California Public Agency Labor & Employment Blog

Useful information for navigating legal challenges

California’s Computer Data Access and Fraud Act (CDAFA) (also referred to as the “Anti-Hacking Statute”) prohibits access to computers, computer systems, and networks without permission in order to do harm or engage in unauthorized use. (See California Penal Code § 502). Violation of the CDAFA may range from a misdemeanor to a felony offense, and the Act also provides for a civil remedy in the form of compensatory damages, injunctive relief, and other equitable relief. The intent of the CDAFA is to protect individuals, businesses, and governmental agencies from tampering, interference, damage, and unauthorized access to lawfully created computer data…
This article was reviewed March 2021 and is up-to-date.Many times, parties to a lawsuit receive trial court rulings in the midst of the litigation that are unfavorable, oppressive, and seem to them to be demonstrably wrong.  The parties want to appeal immediately, but their counsel will say that cannot happen, citing the “Final Judgment Rule.”  The rule certainly sounds dark and fateful.  Perhaps courts intend it to be, because the rule serves to deter disgruntled litigants from appealing while the trial court case is ongoing, and typically requires those litigants to wait months, or even years, to appeal.  So…
The COVID-19 pandemic has changed the work environment in many ways, including a significant impact on employer-sponsored health benefits.  The past year has resulted in changes to how frequently individuals visit the doctor (or do not visit the doctor), purchase eligible medical expenses, and need dependent care.  In response to the pandemic, the IRS, Congress, the Department of Labor (“DOL”), and the Department of Treasury have provided options for employers to adopt flexible changes and extensions for employer-sponsored health coverage, health flexible spending accounts (“health FSAs”), dependent care assistance programs (“DCAPs”), and COBRA coverage.  (See IRS Notice 2020-29; IRS
One year after the public health emergency caused by COVID-19 began, hope is on the horizon as vaccine production and distribution increases and eligibility criteria for vaccinations expands.  With many employees teleworking during the pandemic, employers are starting to consider post-pandemic working arrangements, including the return of employees to the workplace.  As employers think about this critical issue, there are a number of questions employers must consider: How do employers respond to employees that are eligible for vaccination, but decline to be vaccinated?  Can unvaccinated employees return to the workplace, and, if so, under what conditions?  Should teleworking employees who…
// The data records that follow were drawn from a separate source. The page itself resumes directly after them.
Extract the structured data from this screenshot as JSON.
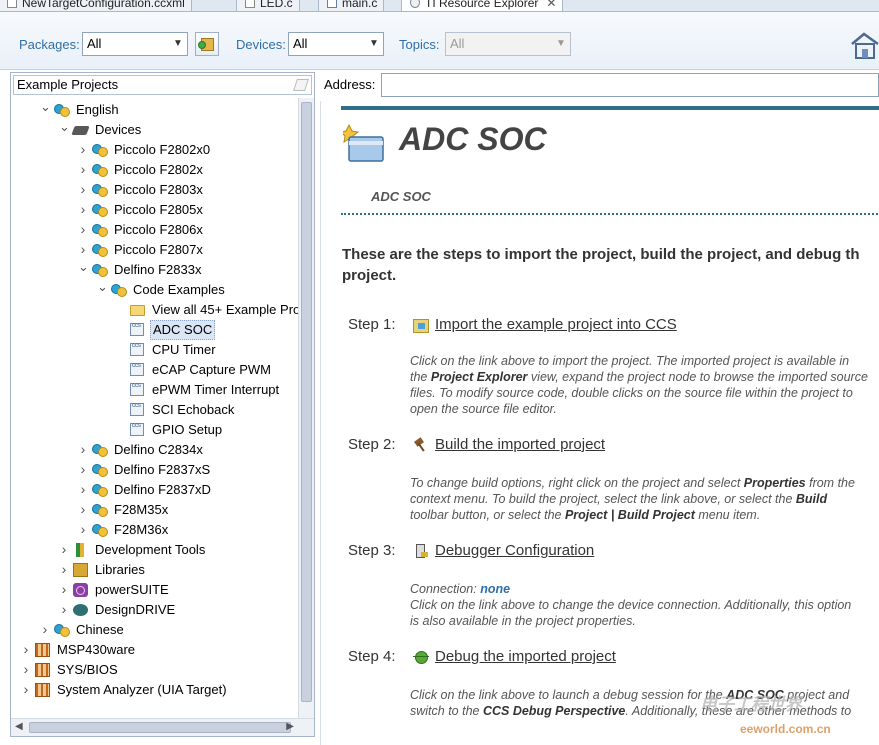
{
  "tabs": [
    {
      "label": "NewTargetConfiguration.ccxml",
      "icon": "file-icon"
    },
    {
      "label": "LED.c",
      "icon": "c-file-icon"
    },
    {
      "label": "main.c",
      "icon": "c-file-icon"
    },
    {
      "label": "TI Resource Explorer",
      "icon": "globe-icon",
      "active": true
    }
  ],
  "toolbar": {
    "packages_label": "Packages:",
    "packages_value": "All",
    "devices_label": "Devices:",
    "devices_value": "All",
    "topics_label": "Topics:",
    "topics_value": "All"
  },
  "tree": {
    "filter_value": "Example Projects",
    "nodes": [
      {
        "label": "English",
        "level": 1,
        "expanded": true,
        "icon": "pair-icon"
      },
      {
        "label": "Devices",
        "level": 2,
        "expanded": true,
        "icon": "chip-icon"
      },
      {
        "label": "Piccolo F2802x0",
        "level": 3,
        "expanded": false,
        "icon": "pair-icon"
      },
      {
        "label": "Piccolo F2802x",
        "level": 3,
        "expanded": false,
        "icon": "pair-icon"
      },
      {
        "label": "Piccolo F2803x",
        "level": 3,
        "expanded": false,
        "icon": "pair-icon"
      },
      {
        "label": "Piccolo F2805x",
        "level": 3,
        "expanded": false,
        "icon": "pair-icon"
      },
      {
        "label": "Piccolo F2806x",
        "level": 3,
        "expanded": false,
        "icon": "pair-icon"
      },
      {
        "label": "Piccolo F2807x",
        "level": 3,
        "expanded": false,
        "icon": "pair-icon"
      },
      {
        "label": "Delfino F2833x",
        "level": 3,
        "expanded": true,
        "icon": "pair-icon"
      },
      {
        "label": "Code Examples",
        "level": 4,
        "expanded": true,
        "icon": "pair-icon"
      },
      {
        "label": "View all 45+ Example Pro",
        "level": 5,
        "icon": "folder-icon"
      },
      {
        "label": "ADC SOC",
        "level": 5,
        "icon": "ccs-project-icon",
        "selected": true
      },
      {
        "label": "CPU Timer",
        "level": 5,
        "icon": "ccs-project-icon"
      },
      {
        "label": "eCAP Capture PWM",
        "level": 5,
        "icon": "ccs-project-icon"
      },
      {
        "label": "ePWM Timer Interrupt",
        "level": 5,
        "icon": "ccs-project-icon"
      },
      {
        "label": "SCI Echoback",
        "level": 5,
        "icon": "ccs-project-icon"
      },
      {
        "label": "GPIO Setup",
        "level": 5,
        "icon": "ccs-project-icon"
      },
      {
        "label": "Delfino C2834x",
        "level": 3,
        "expanded": false,
        "icon": "pair-icon"
      },
      {
        "label": "Delfino F2837xS",
        "level": 3,
        "expanded": false,
        "icon": "pair-icon"
      },
      {
        "label": "Delfino F2837xD",
        "level": 3,
        "expanded": false,
        "icon": "pair-icon"
      },
      {
        "label": "F28M35x",
        "level": 3,
        "expanded": false,
        "icon": "pair-icon"
      },
      {
        "label": "F28M36x",
        "level": 3,
        "expanded": false,
        "icon": "pair-icon"
      },
      {
        "label": "Development Tools",
        "level": 2,
        "expanded": false,
        "icon": "devtools-icon"
      },
      {
        "label": "Libraries",
        "level": 2,
        "expanded": false,
        "icon": "books-icon"
      },
      {
        "label": "powerSUITE",
        "level": 2,
        "expanded": false,
        "icon": "powersuite-icon"
      },
      {
        "label": "DesignDRIVE",
        "level": 2,
        "expanded": false,
        "icon": "designdrive-icon"
      },
      {
        "label": "Chinese",
        "level": 1,
        "expanded": false,
        "icon": "pair-icon"
      },
      {
        "label": "MSP430ware",
        "level": 0,
        "expanded": false,
        "icon": "package-icon"
      },
      {
        "label": "SYS/BIOS",
        "level": 0,
        "expanded": false,
        "icon": "package-icon"
      },
      {
        "label": "System Analyzer (UIA Target)",
        "level": 0,
        "expanded": false,
        "icon": "package-icon"
      }
    ]
  },
  "address": {
    "label": "Address:",
    "value": ""
  },
  "content": {
    "title": "ADC SOC",
    "subtitle": "ADC SOC",
    "intro_line1": "These are the steps to import the project, build the project, and debug th",
    "intro_line2": "project.",
    "steps": [
      {
        "label": "Step 1:",
        "link": "Import the example project into CCS",
        "icon": "import-icon",
        "desc": [
          "Click on the link above to import the project. The imported project is available in",
          [
            "the ",
            "Project Explorer",
            " view, expand the project node to browse the imported source"
          ],
          "files. To modify source code, double clicks on the source file within the project to",
          "open the source file editor."
        ]
      },
      {
        "label": "Step 2:",
        "link": "Build the imported project",
        "icon": "hammer-icon",
        "desc": [
          [
            "To change build options, right click on the project and select ",
            "Properties",
            " from the"
          ],
          [
            "context menu. To build the project, select the link above, or select the ",
            "Build",
            ""
          ],
          [
            "toolbar button, or select the ",
            "Project | Build Project",
            " menu item."
          ]
        ]
      },
      {
        "label": "Step 3:",
        "link": "Debugger Configuration",
        "icon": "debugger-config-icon",
        "connection_label": "Connection:",
        "connection_value": "none",
        "desc": [
          "Click on the link above to change the device connection. Additionally, this option",
          "is also available in the project properties."
        ]
      },
      {
        "label": "Step 4:",
        "link": "Debug the imported project",
        "icon": "bug-icon",
        "desc": [
          [
            "Click on the link above to launch a debug session for the ",
            "ADC SOC",
            " project and"
          ],
          [
            "switch to the ",
            "CCS Debug Perspective",
            ". Additionally, these are other methods to"
          ]
        ]
      }
    ]
  },
  "watermark": {
    "text": "电子工程世界",
    "sub": "eeworld.com.cn"
  }
}
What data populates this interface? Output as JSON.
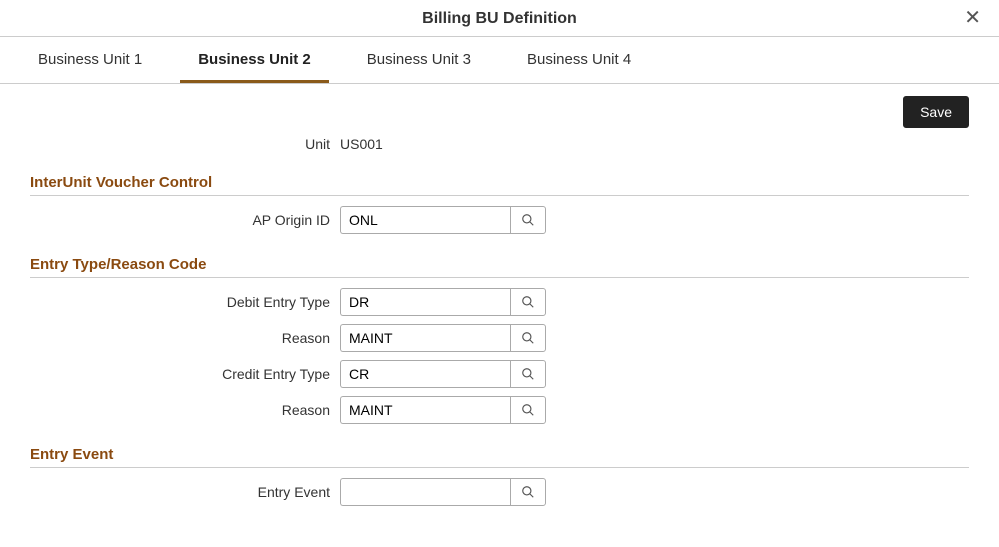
{
  "header": {
    "title": "Billing BU Definition"
  },
  "tabs": [
    {
      "label": "Business Unit 1",
      "active": false
    },
    {
      "label": "Business Unit 2",
      "active": true
    },
    {
      "label": "Business Unit 3",
      "active": false
    },
    {
      "label": "Business Unit 4",
      "active": false
    }
  ],
  "actions": {
    "save_label": "Save"
  },
  "unit": {
    "label": "Unit",
    "value": "US001"
  },
  "sections": {
    "interunit": {
      "title": "InterUnit Voucher Control",
      "ap_origin_id": {
        "label": "AP Origin ID",
        "value": "ONL"
      }
    },
    "entry_type": {
      "title": "Entry Type/Reason Code",
      "debit_entry_type": {
        "label": "Debit Entry Type",
        "value": "DR"
      },
      "debit_reason": {
        "label": "Reason",
        "value": "MAINT"
      },
      "credit_entry_type": {
        "label": "Credit Entry Type",
        "value": "CR"
      },
      "credit_reason": {
        "label": "Reason",
        "value": "MAINT"
      }
    },
    "entry_event": {
      "title": "Entry Event",
      "entry_event": {
        "label": "Entry Event",
        "value": ""
      }
    }
  }
}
In 2017, a police officer with the City of Huntington Beach (“Officer Esparza”) saw a man standing on a sidewalk who caught his attention (“Mr. Tabares”).  Officer Esparza noticed Mr. Tabares wore a sweater on a warm day, walked abnormally, made flinching movements with his hands, and looked in his direction several times.  A former police officer who also saw Mr. Tabares thought he had mental health issues but was not dangerous.  Officer Esparza asked Mr. Tabares to stop walking so they could talk, but Mr. Tabares responded “no,” told Officer Esparza to leave him alone, and walked away. Officer…
All California peace officers must meet initial standards set by the Commission on Police Officer Standards and Training (POST).  Those standards have recently been expanded, and more change may be coming. AB 846, effective January 1, 2021, modified Government Code section 1031 to require that a peace officer be free of bias against race or ethnicity, gender, nationality, religion, disability, or sexual orientation, in addition to the preexisting requirement that he or she be free of any physical, emotional, or mental condition that might adversely affect the exercise of the powers of a peace officer. Government Code section 1029 currently…
As the COVID pandemic rages on, employees required to work remotely since March 2020 will continue to do so for at least a foreseeable portion of 2021. While a burden for some, the pandemic has opened endless relocation possibilities for others, allowing some remote workers to visit and stay with family, work from a vacation destination, or work from less expensive areas to save on the cost of living. As we enter a new tax year under COVID, many employers are asking whether they have special obligations to out-of-state teleworkers. In addition, employees who have enjoyed the advantages of their…
On April 30, 2018, the California Supreme Court issued a landmark decision in the matter of Dynamex Operations West, Inc. v. Superior Court of Los Angeles (2018) 4 Cal.5th 903. The California Supreme Court reinterpreted and significantly altered the test for determining whether workers in California were properly classified as independent contractors for the purposes of the wage orders adopted by California’s Industrial Welfare Commission (IWC). The Court established a new test, often referred to as the “ABC” test, which was codified in AB 5 (effective January 1, 2020). The Court in Dynamex rejected the longstanding and more flexible multifactor standard established in S.G. Borello & Sons,…